From: "John Smith" <jsmith@port25.com>
To: "Jane Doe" <jdoe@port25.com>
Subject: test message sent from manual telnet session
Date: Wed, 11 May 2011 16:19:57 -0400

With the headers set, we now add one blank line with a carriage return/line feed (just press enter twice) and then we start the actual body of the message.

Hello World,
This is a test message sent from a manual telnet session.

Yours truly,
SMTP administrator

With the message complete, we need to tell the SMTP server that we are done with the message and want the SMTP mail server to accept it.  This is done with a period on a line by itself. If during the writing of a message a period on a line by itself is needed, you must put 2 periods, the first escaping the second.

.
 
250 2.6.0 message received

If you get an error message instead of the “received” notification, log the relevant details and contact your email provider for more assistance.

Lastly, the QUIT  command is sent to close the connection:

QUIT
221 2.0.0 mail.port25.com says goodbye

With that the mail server has now accepted the message for delivery, your telnet send email test is complete, and it should be sitting in the inbox of the RCPT TO address!!!

Here are all the commands without interruption:

telnet mail.port25.com 25
Trying 69.63.149.30...
Connected to mail.port25.com (69.63.149.30).
Escape character is '^]'.
220 mail.port25.com (PowerMTA(TM) v4.0) ESMTP service ready
EHLO server.example.com
250-mail.port25.com says hello
250-STARTTLS
250-ENHANCEDSTATUSCODES
250-PIPELINING
250-CHUNKING
250-8BITMIME
250-XACK
250-XMRG
250-SIZE 54525952
250-VERP
250 DSN
MAIL FROM: <support@port25.com>
250 2.1.0 MAIL ok
RCPT TO: <support@port25.com>
250 2.1.5 <support@port25.com> ok
DATA
354 send message
From: "John Smith" <jsmith@port25.com>
To: "Jane Doe" <jdoe@port25.com>
Subject: test message sent from manual telnet session
Date: Wed, 11 May 2011 16:19:57 -0400

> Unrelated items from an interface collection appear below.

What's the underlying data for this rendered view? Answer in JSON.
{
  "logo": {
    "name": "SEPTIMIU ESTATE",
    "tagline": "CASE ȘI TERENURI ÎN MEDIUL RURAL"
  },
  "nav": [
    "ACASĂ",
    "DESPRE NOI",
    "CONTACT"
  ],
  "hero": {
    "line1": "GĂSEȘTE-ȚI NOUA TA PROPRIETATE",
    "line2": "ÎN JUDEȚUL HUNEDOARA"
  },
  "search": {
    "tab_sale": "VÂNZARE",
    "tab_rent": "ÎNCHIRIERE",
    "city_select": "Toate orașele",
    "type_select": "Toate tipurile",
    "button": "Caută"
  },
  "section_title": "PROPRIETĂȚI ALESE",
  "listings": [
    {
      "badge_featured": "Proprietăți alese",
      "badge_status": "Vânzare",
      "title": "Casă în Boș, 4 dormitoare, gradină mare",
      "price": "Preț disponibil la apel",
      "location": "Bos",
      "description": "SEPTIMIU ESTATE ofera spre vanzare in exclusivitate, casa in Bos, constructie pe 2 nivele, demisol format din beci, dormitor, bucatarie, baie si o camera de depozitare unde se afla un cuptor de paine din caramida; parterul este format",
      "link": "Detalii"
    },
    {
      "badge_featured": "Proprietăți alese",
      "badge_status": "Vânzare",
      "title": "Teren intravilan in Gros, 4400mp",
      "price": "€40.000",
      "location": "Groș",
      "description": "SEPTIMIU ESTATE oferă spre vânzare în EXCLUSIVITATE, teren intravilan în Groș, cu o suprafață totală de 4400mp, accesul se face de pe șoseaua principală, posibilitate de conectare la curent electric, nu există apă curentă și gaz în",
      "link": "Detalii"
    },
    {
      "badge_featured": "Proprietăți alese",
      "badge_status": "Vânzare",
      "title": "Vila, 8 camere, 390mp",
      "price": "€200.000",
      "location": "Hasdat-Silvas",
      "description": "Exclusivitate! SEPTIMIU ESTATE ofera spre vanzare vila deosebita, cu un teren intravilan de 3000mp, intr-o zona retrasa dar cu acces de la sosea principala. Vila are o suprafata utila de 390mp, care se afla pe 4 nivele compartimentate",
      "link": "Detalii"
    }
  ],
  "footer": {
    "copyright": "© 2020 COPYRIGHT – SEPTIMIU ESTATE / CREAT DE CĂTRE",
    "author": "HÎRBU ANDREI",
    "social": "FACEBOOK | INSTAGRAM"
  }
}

Hello World,
This is a test message sent from a manual telnet session.
Yours truly,
SMTP administrator
.
250 2.6.0 message received
QUIT
221 2.0.0 mail.port25.com says goodbye

Sending an email using telnet lets you test connection capabilities quickly and at less cost than robust diagnostic equipment or software.

How Do I Test SMTP Using Telnet Authentication?

Now that you know how to check an SMTP connection with telnet, we’ll discuss authentication procedures. SMTP authentication helps prevent large amounts of spam from reaching reader inboxes, though not all mail exchange servers require it.

SMTP authentication helps prevent large amounts of spam from reaching reader inboxes, though not all mail exchange servers require it.

The primary difference in modern authentication protocols is the presence of a base64 encoding. Base64 converts binary data into the ASCII-text format required by mail servers for successful data transmission. It’s a way of representing your login credentials — some combination of text — in numeric format the computer can understand.

You can generate your base64 using software or free online tools. Once you communicate the information to the mail server, it compares this data with its records to determine authentication.

To test SMTP authentication via telnet, complete the following steps:

  • Open the terminal and connect with the mail server using the telnet server name and access command — mail.port25.com in the example above.
  • Greet the server with EHLO or HELO, enter AUTH LOGIN, and wait for the computer’s response.
  • Enter the base64-encoded user name and allow the server to answer.
  • Enter the password encoded in base64, and you should receive a response such as “authentication succeeded.”
  • Proceed with MAIL FROM, RCPT TO, DATA, and QUIT to send your authenticated email.

~ Scott